The Post It

From “Sex and The City” Carrie’s boyfriend broke up with her via a Post-It note.

My friend talked her way through this with her girlfriends;  all we could do was listen.  (A favor she returned to me later).

But, my friend met another man, by chance, at an event.  He, too, was suffering from the effects of a cheating and also spiteful spouse.  They clicked immediately.  They fell in love.   Some of us girlfriends (original bridesmaids) were worried that it was too soon, that it was a rebound situation, that this guy was also hurting too much – that it was like meeting someone in rehab — you have a lot in common, but is it really a basis for a positive new start?   My friend explained, “You know, bad things happen all the time, suddenly — car wrecks, cancer, hurricanes, and we accept that and adjust.  Why can’t we accept it when good things happen, suddenly, seemingly ill-timed?”  Okay, she’s a genius.  And she is a brilliant, talented, quite no-nonsense, kind of  woman with a dry sense of humor.   She’s not even religious, so it’s not a “God sent him to me” type of thing.   They just found each other.    After dating for a couple of  years,  last year, they  married at the beach.     You see, except for the horrible ordeal with the schmuck,  good things tend to  happen to this woman.  She even sold her old house in this horrible market in a matter of weeks.

She’d found her true love.   She won’t have children, and his are almost grown, but they have each other and have been happy, really happy.

I did not attend her wedding.   It was a semi-destination wedding small affair and although she would have been thrilled if I’d come, she kind of expected I wouldn’t make it, and was really cool about it.  I was in a bad way and couldn’t handle long drives, plus I wasn’t sure what I would do with my kids.   Plus, it’s not really good for me to be around for these things.   I might have cried — too much.    I was in her first wedding, and she in mine and neither one ended well —  I dunno – –  was I being superstitious?  It certainly wasn’t jealousy.   I have never been happier for anyone getting married.  She deserves happiness, just because she’s cool, let alone all the crap that schmuck put her through.   I definitely would not have heckled her.

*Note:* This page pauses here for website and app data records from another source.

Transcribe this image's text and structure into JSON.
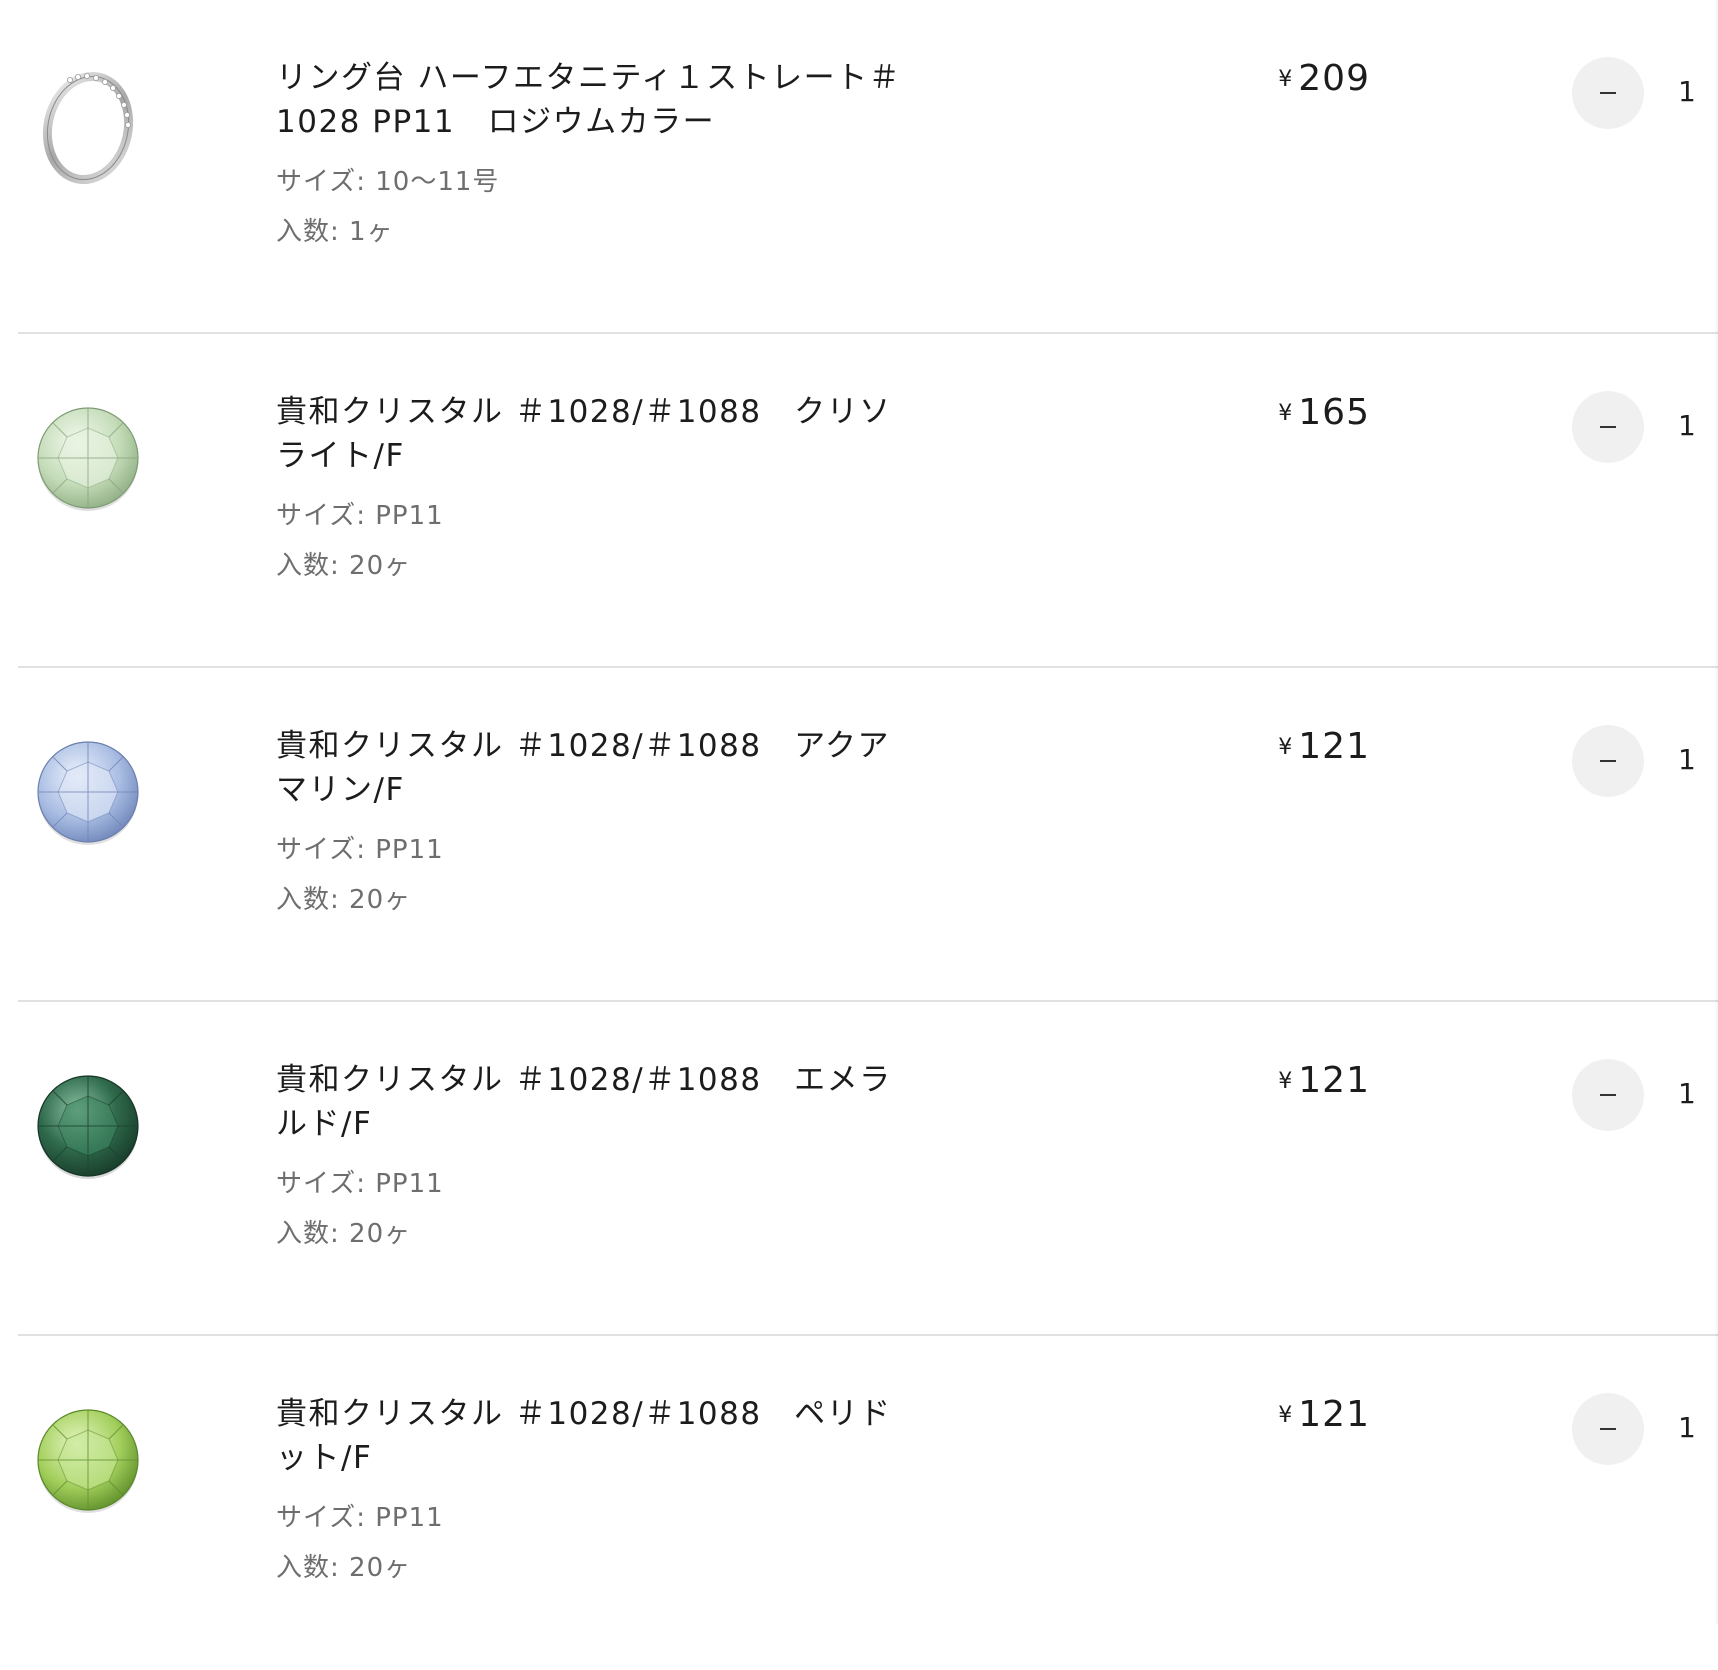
{
  "cart": {
    "currency_symbol": "¥",
    "items": [
      {
        "title_line1": "リング台 ハーフエタニティ１ストレート＃",
        "title_line2": "1028 PP11　ロジウムカラー",
        "size": "サイズ: 10〜11号",
        "quantity_per_pack": "入数: 1ヶ",
        "price": "209",
        "quantity": "1",
        "minus_label": "–",
        "thumbnail_icon": "silver-ring",
        "color": "#c9c9c9"
      },
      {
        "title_line1": "貴和クリスタル ＃1028/＃1088　クリソ",
        "title_line2": "ライト/F",
        "size": "サイズ: PP11",
        "quantity_per_pack": "入数: 20ヶ",
        "price": "165",
        "quantity": "1",
        "minus_label": "–",
        "thumbnail_icon": "crystal-chrysolite",
        "color": "#c4dcb8"
      },
      {
        "title_line1": "貴和クリスタル ＃1028/＃1088　アクア",
        "title_line2": "マリン/F",
        "size": "サイズ: PP11",
        "quantity_per_pack": "入数: 20ヶ",
        "price": "121",
        "quantity": "1",
        "minus_label": "–",
        "thumbnail_icon": "crystal-aquamarine",
        "color": "#a9bde3"
      },
      {
        "title_line1": "貴和クリスタル ＃1028/＃1088　エメラ",
        "title_line2": "ルド/F",
        "size": "サイズ: PP11",
        "quantity_per_pack": "入数: 20ヶ",
        "price": "121",
        "quantity": "1",
        "minus_label": "–",
        "thumbnail_icon": "crystal-emerald",
        "color": "#2f6a4c"
      },
      {
        "title_line1": "貴和クリスタル ＃1028/＃1088　ペリド",
        "title_line2": "ット/F",
        "size": "サイズ: PP11",
        "quantity_per_pack": "入数: 20ヶ",
        "price": "121",
        "quantity": "1",
        "minus_label": "–",
        "thumbnail_icon": "crystal-peridot",
        "color": "#a3cf5c"
      }
    ]
  }
}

Sometimes, it’s okay to stay away.  I have her back, though, and she mine.  We both know that.   I may attend William and Kate’s special day, though.  And I’ll call/text/email my friend to see what she thinks of it .   She loves royal weddings.   After all it is thousands of miles away and on television and on delay (I’m not getting up at 4:00am) and I don’t actually know William and Kate.   So I think it’s pretty safe for me to be in TV attendance.

I haven’t lost all capacity for romance, damn it.

The one with all the wedding dresses

Just Me With . . .  a remote control and well wishes to all the brides . . . from afar.  

I did go to a wedding, eventually.  See  “I Went To A Wedding Alone”